Stored items
-=-=-=-=-

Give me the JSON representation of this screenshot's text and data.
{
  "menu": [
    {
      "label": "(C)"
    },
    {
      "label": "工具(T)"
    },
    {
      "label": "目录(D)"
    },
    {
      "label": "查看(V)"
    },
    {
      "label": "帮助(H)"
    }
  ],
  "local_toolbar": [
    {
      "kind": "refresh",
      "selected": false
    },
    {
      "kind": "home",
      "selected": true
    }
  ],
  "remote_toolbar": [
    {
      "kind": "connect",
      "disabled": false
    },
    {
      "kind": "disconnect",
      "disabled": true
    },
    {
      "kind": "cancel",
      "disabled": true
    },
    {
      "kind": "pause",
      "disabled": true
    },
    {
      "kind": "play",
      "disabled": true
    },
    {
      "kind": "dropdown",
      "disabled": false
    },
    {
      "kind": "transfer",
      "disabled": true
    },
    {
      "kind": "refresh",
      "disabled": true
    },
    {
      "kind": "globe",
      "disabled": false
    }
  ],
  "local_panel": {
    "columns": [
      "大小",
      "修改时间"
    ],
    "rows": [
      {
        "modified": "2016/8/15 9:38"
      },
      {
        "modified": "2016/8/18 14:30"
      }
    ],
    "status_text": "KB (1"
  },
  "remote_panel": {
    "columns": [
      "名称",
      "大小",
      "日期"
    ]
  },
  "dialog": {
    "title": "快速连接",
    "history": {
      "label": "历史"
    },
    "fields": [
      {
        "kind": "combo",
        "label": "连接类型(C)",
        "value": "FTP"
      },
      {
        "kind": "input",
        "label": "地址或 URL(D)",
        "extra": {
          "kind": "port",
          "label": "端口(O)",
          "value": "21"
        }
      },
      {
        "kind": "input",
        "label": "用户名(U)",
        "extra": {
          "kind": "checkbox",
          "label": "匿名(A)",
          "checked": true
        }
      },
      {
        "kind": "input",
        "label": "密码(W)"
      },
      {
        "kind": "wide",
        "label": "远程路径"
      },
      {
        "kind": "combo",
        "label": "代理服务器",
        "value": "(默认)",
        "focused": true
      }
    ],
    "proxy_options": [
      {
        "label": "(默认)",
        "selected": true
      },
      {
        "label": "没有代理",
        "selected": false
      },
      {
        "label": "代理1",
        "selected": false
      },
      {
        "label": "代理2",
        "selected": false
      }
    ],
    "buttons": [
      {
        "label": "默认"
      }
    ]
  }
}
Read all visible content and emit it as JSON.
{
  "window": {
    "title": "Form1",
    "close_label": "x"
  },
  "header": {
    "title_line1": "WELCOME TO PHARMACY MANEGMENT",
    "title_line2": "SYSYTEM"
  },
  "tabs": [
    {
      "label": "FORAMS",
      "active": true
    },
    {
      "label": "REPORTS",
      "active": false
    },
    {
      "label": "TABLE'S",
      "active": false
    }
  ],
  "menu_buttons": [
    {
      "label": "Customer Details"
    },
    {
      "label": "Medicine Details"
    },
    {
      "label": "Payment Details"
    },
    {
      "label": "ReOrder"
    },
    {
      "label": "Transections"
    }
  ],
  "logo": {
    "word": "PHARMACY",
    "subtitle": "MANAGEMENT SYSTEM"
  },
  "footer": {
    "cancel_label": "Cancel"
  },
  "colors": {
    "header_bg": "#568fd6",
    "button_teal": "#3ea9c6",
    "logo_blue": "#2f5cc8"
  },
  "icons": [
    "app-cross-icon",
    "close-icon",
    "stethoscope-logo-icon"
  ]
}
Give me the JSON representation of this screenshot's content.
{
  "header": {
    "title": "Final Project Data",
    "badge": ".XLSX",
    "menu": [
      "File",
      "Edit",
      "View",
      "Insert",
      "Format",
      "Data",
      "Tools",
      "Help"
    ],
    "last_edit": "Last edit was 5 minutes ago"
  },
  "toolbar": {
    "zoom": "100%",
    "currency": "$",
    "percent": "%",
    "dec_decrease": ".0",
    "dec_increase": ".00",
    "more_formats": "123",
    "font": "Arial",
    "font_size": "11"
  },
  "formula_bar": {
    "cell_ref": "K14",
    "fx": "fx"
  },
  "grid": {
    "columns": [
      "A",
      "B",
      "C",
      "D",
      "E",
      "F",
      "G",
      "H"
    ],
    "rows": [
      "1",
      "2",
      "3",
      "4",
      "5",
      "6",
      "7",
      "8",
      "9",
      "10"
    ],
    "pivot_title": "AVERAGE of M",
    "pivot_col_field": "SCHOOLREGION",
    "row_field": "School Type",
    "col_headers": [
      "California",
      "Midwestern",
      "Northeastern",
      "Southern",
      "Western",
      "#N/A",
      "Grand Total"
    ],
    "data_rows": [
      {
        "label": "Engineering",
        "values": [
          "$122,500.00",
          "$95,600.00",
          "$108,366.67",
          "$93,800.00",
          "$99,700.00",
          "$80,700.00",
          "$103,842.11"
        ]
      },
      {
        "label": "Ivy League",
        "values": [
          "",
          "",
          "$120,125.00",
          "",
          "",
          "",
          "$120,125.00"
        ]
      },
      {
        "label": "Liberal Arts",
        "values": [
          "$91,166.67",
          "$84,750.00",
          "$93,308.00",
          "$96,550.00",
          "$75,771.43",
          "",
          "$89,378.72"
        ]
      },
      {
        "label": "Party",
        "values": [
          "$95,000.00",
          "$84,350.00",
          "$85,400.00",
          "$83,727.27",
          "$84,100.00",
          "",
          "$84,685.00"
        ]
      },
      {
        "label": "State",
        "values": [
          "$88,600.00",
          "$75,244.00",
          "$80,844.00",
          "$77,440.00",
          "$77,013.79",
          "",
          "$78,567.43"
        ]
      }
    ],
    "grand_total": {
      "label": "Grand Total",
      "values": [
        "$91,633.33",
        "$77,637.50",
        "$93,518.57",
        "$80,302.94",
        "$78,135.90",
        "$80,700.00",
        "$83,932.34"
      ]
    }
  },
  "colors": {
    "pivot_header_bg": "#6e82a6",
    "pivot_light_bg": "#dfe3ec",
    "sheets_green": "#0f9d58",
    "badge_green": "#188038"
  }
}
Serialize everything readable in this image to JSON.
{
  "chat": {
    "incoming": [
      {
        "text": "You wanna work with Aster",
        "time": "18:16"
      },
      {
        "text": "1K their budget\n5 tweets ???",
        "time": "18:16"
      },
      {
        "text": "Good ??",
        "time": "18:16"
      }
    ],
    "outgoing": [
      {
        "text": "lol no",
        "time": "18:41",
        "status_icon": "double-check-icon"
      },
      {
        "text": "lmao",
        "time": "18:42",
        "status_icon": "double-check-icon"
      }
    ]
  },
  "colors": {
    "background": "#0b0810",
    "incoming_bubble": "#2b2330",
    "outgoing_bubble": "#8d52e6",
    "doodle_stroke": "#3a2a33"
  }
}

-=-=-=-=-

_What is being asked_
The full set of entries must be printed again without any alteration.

_Response area_
Give me the JSON representation of this screenshot's text and data.
{
  "menu": [
    {
      "label": "(C)"
    },
    {
      "label": "工具(T)"
    },
    {
      "label": "目录(D)"
    },
    {
      "label": "查看(V)"
    },
    {
      "label": "帮助(H)"
    }
  ],
  "local_toolbar": [
    {
      "kind": "refresh",
      "selected": false
    },
    {
      "kind": "home",
      "selected": true
    }
  ],
  "remote_toolbar": [
    {
      "kind": "connect",
      "disabled": false
    },
    {
      "kind": "disconnect",
      "disabled": true
    },
    {
      "kind": "cancel",
      "disabled": true
    },
    {
      "kind": "pause",
      "disabled": true
    },
    {
      "kind": "play",
      "disabled": true
    },
    {
      "kind": "dropdown",
      "disabled": false
    },
    {
      "kind": "transfer",
      "disabled": true
    },
    {
      "kind": "refresh",
      "disabled": true
    },
    {
      "kind": "globe",
      "disabled": false
    }
  ],
  "local_panel": {
    "columns": [
      "大小",
      "修改时间"
    ],
    "rows": [
      {
        "modified": "2016/8/15 9:38"
      },
      {
        "modified": "2016/8/18 14:30"
      }
    ],
    "status_text": "KB (1"
  },
  "remote_panel": {
    "columns": [
      "名称",
      "大小",
      "日期"
    ]
  },
  "dialog": {
    "title": "快速连接",
    "history": {
      "label": "历史"
    },
    "fields": [
      {
        "kind": "combo",
        "label": "连接类型(C)",
        "value": "FTP"
      },
      {
        "kind": "input",
        "label": "地址或 URL(D)",
        "extra": {
          "kind": "port",
          "label": "端口(O)",
          "value": "21"
        }
      },
      {
        "kind": "input",
        "label": "用户名(U)",
        "extra": {
          "kind": "checkbox",
          "label": "匿名(A)",
          "checked": true
        }
      },
      {
        "kind": "input",
        "label": "密码(W)"
      },
      {
        "kind": "wide",
        "label": "远程路径"
      },
      {
        "kind": "combo",
        "label": "代理服务器",
        "value": "(默认)",
        "focused": true
      }
    ],
    "proxy_options": [
      {
        "label": "(默认)",
        "selected": true
      },
      {
        "label": "没有代理",
        "selected": false
      },
      {
        "label": "代理1",
        "selected": false
      },
      {
        "label": "代理2",
        "selected": false
      }
    ],
    "buttons": [
      {
        "label": "默认"
      }
    ]
  }
}
Read all visible content and emit it as JSON.
{
  "window": {
    "title": "Form1",
    "close_label": "x"
  },
  "header": {
    "title_line1": "WELCOME TO PHARMACY MANEGMENT",
    "title_line2": "SYSYTEM"
  },
  "tabs": [
    {
      "label": "FORAMS",
      "active": true
    },
    {
      "label": "REPORTS",
      "active": false
    },
    {
      "label": "TABLE'S",
      "active": false
    }
  ],
  "menu_buttons": [
    {
      "label": "Customer Details"
    },
    {
      "label": "Medicine Details"
    },
    {
      "label": "Payment Details"
    },
    {
      "label": "ReOrder"
    },
    {
      "label": "Transections"
    }
  ],
  "logo": {
    "word": "PHARMACY",
    "subtitle": "MANAGEMENT SYSTEM"
  },
  "footer": {
    "cancel_label": "Cancel"
  },
  "colors": {
    "header_bg": "#568fd6",
    "button_teal": "#3ea9c6",
    "logo_blue": "#2f5cc8"
  },
  "icons": [
    "app-cross-icon",
    "close-icon",
    "stethoscope-logo-icon"
  ]
}
Give me the JSON representation of this screenshot's content.
{
  "header": {
    "title": "Final Project Data",
    "badge": ".XLSX",
    "menu": [
      "File",
      "Edit",
      "View",
      "Insert",
      "Format",
      "Data",
      "Tools",
      "Help"
    ],
    "last_edit": "Last edit was 5 minutes ago"
  },
  "toolbar": {
    "zoom": "100%",
    "currency": "$",
    "percent": "%",
    "dec_decrease": ".0",
    "dec_increase": ".00",
    "more_formats": "123",
    "font": "Arial",
    "font_size": "11"
  },
  "formula_bar": {
    "cell_ref": "K14",
    "fx": "fx"
  },
  "grid": {
    "columns": [
      "A",
      "B",
      "C",
      "D",
      "E",
      "F",
      "G",
      "H"
    ],
    "rows": [
      "1",
      "2",
      "3",
      "4",
      "5",
      "6",
      "7",
      "8",
      "9",
      "10"
    ],
    "pivot_title": "AVERAGE of M",
    "pivot_col_field": "SCHOOLREGION",
    "row_field": "School Type",
    "col_headers": [
      "California",
      "Midwestern",
      "Northeastern",
      "Southern",
      "Western",
      "#N/A",
      "Grand Total"
    ],
    "data_rows": [
      {
        "label": "Engineering",
        "values": [
          "$122,500.00",
          "$95,600.00",
          "$108,366.67",
          "$93,800.00",
          "$99,700.00",
          "$80,700.00",
          "$103,842.11"
        ]
      },
      {
        "label": "Ivy League",
        "values": [
          "",
          "",
          "$120,125.00",
          "",
          "",
          "",
          "$120,125.00"
        ]
      },
      {
        "label": "Liberal Arts",
        "values": [
          "$91,166.67",
          "$84,750.00",
          "$93,308.00",
          "$96,550.00",
          "$75,771.43",
          "",
          "$89,378.72"
        ]
      },
      {
        "label": "Party",
        "values": [
          "$95,000.00",
          "$84,350.00",
          "$85,400.00",
          "$83,727.27",
          "$84,100.00",
          "",
          "$84,685.00"
        ]
      },
      {
        "label": "State",
        "values": [
          "$88,600.00",
          "$75,244.00",
          "$80,844.00",
          "$77,440.00",
          "$77,013.79",
          "",
          "$78,567.43"
        ]
      }
    ],
    "grand_total": {
      "label": "Grand Total",
      "values": [
        "$91,633.33",
        "$77,637.50",
        "$93,518.57",
        "$80,302.94",
        "$78,135.90",
        "$80,700.00",
        "$83,932.34"
      ]
    }
  },
  "colors": {
    "pivot_header_bg": "#6e82a6",
    "pivot_light_bg": "#dfe3ec",
    "sheets_green": "#0f9d58",
    "badge_green": "#188038"
  }
}
Serialize everything readable in this image to JSON.
{
  "chat": {
    "incoming": [
      {
        "text": "You wanna work with Aster",
        "time": "18:16"
      },
      {
        "text": "1K their budget\n5 tweets ???",
        "time": "18:16"
      },
      {
        "text": "Good ??",
        "time": "18:16"
      }
    ],
    "outgoing": [
      {
        "text": "lol no",
        "time": "18:41",
        "status_icon": "double-check-icon"
      },
      {
        "text": "lmao",
        "time": "18:42",
        "status_icon": "double-check-icon"
      }
    ]
  },
  "colors": {
    "background": "#0b0810",
    "incoming_bubble": "#2b2330",
    "outgoing_bubble": "#8d52e6",
    "doodle_stroke": "#3a2a33"
  }
}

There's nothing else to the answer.